It is worth concluding with How Democracies Die. The warning from Levitsky and Ziblatt is clear: no democracy is immune from the threat of authoritarian backsliding. The US, long held up as the prototypical stable presidential regime for Latin American democracies, is clearly under pressure and weakening. Political polarization and the presidency of Donald Trump have rendered the US constitutional system, although older and more robust than many other countries, “subject to the same pathologies that have killed democracy elsewhere” (230). Secondly, the Trump presidency poses an existential threat to global democracy. Not since the Mann doctrine have US presidents been so ambivalent about authoritarianism. Trump’s lack of interest in promoting democracy and his stated admiration for some authoritarians means that the international pressures, so important for the consolidation of democracies (see Haggard and Kaufman), will lessen. For Latin America, a deteriorating international and regional democratic norm may encourage some opportunistic leaders to further push the bounds of competitive authoritarianism in their countries. Nicaragua and Venezuela come to mind.

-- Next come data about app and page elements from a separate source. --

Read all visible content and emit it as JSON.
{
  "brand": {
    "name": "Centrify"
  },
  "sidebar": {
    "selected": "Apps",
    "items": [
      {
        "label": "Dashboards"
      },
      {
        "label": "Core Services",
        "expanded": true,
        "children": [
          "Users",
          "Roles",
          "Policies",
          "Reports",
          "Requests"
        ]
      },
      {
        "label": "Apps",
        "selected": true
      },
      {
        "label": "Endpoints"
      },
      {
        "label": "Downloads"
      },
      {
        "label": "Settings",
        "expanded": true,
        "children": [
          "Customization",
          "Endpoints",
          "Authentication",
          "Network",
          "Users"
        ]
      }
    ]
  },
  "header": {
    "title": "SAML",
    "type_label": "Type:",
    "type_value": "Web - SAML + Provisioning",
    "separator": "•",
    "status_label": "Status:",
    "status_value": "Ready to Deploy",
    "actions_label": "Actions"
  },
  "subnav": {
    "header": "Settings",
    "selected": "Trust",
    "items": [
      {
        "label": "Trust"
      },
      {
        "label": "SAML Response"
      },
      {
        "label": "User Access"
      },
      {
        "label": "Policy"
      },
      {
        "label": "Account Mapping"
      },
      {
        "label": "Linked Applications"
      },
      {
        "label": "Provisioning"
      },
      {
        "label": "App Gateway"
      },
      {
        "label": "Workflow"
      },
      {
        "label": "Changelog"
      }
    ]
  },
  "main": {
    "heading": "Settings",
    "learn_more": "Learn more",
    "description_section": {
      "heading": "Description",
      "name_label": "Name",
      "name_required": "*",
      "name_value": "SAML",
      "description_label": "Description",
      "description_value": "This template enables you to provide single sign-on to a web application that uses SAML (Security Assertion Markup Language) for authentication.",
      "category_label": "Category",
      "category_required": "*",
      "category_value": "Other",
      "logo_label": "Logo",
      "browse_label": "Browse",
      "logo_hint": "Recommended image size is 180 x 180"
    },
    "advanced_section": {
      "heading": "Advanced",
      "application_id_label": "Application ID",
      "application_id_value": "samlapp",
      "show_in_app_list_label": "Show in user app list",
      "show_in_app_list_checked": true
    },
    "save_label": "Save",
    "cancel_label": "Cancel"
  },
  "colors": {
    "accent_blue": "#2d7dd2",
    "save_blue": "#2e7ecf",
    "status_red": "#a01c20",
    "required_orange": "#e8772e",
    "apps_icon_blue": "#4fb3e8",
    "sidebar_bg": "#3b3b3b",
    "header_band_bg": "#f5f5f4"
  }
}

7See Robert Elgie, “From Linz to Tsebelis: Three Waves of Presidential/Parliamentary Studies?,” Democratization 12, no. 1 (2005): 106–122; Linz; and work that focuses directly on the relationship between constitutional format and democracy, being the first wave.
8For example, Eric D. Raile, Carlos Pereira, and Timothy J. Power, “The Executive Toolbox: Building Legislative Support in a Multiparty Presidential Regime,” Political Research Quarterly 64, no. 2 (2011): 323–334.
19Royce Carroll and Matthew Soberg Shugart, “Neo-Madisonian Theory and Latin American Institutions,” in Regimes and Democracy in Latin America: Theories and Methods, ed. Gerardo L. Munck (New York: Oxford University Press, 2007), 51–101.
20Peter Siavelis, “Accommodating Informal Institutions and Chilean Democracy,” in Informal Institutions and Democracy: Lessons from Latin America, ed. Gretchen Helmke and Steven Levitsky (Baltimore: John Hopkins University Press, 2006).
David Doyle is an Associate Professor of Politics in the Department of Politics and International Relations at the University of Oxford and a Fellow of the Latin American Centre. He is also a Fellow of St Hugh’s College.